"We are trying to find that novel which gives Chinese literature a voice of its own, something that truly characterizes Chinese literature in people's minds," he says.

"The Scandinavians have done that, for example, with crime fiction but we have yet to do this."

Stephen Bourne, president of Cambridge University Press, the leading UK academic and scientific publisher, says the China market is now developing an edge even over India, an established English-language market.

The publishing arm of Cambridge University and which published its first book in 1534, first came to China 12 years ago and publishes only in English.

"China is growing fast and the momentum is continuing.
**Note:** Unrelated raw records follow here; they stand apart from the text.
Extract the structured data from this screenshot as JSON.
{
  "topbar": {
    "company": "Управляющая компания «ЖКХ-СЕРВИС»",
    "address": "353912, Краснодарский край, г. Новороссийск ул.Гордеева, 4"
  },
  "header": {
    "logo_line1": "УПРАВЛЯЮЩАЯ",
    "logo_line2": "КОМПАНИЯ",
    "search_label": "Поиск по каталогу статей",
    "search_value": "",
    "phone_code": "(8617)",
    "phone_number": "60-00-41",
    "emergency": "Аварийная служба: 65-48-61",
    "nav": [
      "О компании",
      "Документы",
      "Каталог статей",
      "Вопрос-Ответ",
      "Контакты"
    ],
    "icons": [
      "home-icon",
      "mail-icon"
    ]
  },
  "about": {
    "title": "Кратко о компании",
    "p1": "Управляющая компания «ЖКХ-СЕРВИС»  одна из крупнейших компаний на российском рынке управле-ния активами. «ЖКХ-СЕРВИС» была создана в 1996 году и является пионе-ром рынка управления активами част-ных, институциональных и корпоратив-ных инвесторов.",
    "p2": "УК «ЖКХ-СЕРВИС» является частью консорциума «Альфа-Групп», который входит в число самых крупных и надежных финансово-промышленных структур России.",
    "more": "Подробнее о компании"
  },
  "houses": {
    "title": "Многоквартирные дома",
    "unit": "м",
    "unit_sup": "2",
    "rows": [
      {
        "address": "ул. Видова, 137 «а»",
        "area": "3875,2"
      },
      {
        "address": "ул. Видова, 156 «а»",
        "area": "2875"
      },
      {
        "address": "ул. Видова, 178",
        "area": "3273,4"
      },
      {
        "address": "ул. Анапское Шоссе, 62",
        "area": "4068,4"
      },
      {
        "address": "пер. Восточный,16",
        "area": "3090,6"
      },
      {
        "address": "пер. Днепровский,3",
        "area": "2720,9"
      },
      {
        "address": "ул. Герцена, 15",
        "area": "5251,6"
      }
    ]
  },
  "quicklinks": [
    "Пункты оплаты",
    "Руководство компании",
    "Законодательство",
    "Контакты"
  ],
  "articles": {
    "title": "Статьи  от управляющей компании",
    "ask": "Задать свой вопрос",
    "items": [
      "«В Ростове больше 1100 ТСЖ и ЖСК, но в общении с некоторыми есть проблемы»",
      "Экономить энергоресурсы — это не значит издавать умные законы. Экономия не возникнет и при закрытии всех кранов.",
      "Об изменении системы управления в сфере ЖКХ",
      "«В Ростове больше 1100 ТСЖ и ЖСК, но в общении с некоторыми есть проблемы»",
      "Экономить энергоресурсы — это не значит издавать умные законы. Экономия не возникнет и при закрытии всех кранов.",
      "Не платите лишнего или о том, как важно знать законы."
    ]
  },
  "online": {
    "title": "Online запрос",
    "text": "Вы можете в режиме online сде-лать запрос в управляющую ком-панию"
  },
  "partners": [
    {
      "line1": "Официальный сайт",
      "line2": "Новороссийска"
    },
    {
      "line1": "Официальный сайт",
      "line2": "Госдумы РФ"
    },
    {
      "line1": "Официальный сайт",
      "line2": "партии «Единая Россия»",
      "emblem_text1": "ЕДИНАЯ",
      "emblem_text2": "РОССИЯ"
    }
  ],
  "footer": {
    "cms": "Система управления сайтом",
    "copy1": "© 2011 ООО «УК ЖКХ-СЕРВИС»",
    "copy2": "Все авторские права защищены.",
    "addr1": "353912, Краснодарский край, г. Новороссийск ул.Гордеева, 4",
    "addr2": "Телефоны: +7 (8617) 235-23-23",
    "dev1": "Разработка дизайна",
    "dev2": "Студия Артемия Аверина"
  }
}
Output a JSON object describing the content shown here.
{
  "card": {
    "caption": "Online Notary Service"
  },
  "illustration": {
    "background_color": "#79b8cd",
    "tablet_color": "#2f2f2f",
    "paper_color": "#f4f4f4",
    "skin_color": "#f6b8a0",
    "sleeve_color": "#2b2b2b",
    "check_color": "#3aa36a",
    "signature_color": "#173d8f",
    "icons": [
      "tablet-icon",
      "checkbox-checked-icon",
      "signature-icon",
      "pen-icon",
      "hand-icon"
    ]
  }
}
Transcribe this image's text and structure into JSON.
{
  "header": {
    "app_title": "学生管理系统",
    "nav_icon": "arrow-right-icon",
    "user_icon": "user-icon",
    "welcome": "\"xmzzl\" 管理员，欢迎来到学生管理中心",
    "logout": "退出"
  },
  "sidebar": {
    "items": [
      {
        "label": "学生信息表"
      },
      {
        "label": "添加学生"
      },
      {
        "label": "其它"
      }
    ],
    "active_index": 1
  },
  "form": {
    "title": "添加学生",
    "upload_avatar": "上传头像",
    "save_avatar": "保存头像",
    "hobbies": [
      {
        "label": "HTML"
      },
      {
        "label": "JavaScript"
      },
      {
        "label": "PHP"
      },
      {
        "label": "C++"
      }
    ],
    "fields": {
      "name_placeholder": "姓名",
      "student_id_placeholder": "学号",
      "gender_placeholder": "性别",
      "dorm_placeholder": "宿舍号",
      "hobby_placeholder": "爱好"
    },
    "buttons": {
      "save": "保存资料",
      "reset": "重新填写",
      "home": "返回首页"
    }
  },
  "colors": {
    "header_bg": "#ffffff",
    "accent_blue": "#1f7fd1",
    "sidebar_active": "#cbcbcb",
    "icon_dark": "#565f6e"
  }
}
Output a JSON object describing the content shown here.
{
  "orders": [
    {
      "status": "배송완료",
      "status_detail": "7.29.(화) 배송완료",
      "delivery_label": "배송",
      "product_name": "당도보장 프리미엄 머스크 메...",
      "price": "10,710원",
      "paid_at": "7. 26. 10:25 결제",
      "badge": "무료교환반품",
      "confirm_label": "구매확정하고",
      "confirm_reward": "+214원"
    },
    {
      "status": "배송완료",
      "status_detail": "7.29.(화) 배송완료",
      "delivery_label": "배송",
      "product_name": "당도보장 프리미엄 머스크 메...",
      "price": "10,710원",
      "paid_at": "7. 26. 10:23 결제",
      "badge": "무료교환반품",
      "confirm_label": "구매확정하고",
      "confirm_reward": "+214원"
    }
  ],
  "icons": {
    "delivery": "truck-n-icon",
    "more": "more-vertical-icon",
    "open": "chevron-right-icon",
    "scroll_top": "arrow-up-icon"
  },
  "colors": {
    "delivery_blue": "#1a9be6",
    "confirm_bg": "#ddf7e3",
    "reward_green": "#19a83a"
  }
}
The main problem in India is inflation and the cost of borrowing money at 14 percent," he says.

"A lot of the institutions that buy from us have to borrow from the banks and that is having an impact on their orders."

He also says books are becoming cheaper in China than in India.

"A book might be 35 yuan (4.30 euros, $5.50) in China and the same one in India the equivalent of 25 yuan but in terms of purchasing power parity the China book is cheaper and with inflation the India book is becoming more expensive all the time," he says.

With the Chinese obsession with technology, particularly iPhones and tablets, some see digital publishing as one of the major growth opportunities in China.

Digital publishing in China hit 137.8 billion yuan last year, 31 percent more than in 2010, according to GAPP. China is already the world's second-largest e-book market, making up 20 percent of global sales.

But some major foreign publishers such as Harper Collins are still wary about entering the China digital market. "We want to wait and see until the digital market is stable here," says Chou at Harper Collins. "We don't think the rules and laws are clear yet and we still have concerns about piracy."

Chou says there is an amateurish feel about the China digital market which would make it very difficult to establish a good business model.

"You get some Chinese books that are being offered for 2 yuan which is not really viable, certainly not for us. A lot of amateur authors are putting their work out there. So there is a messiness about pricing."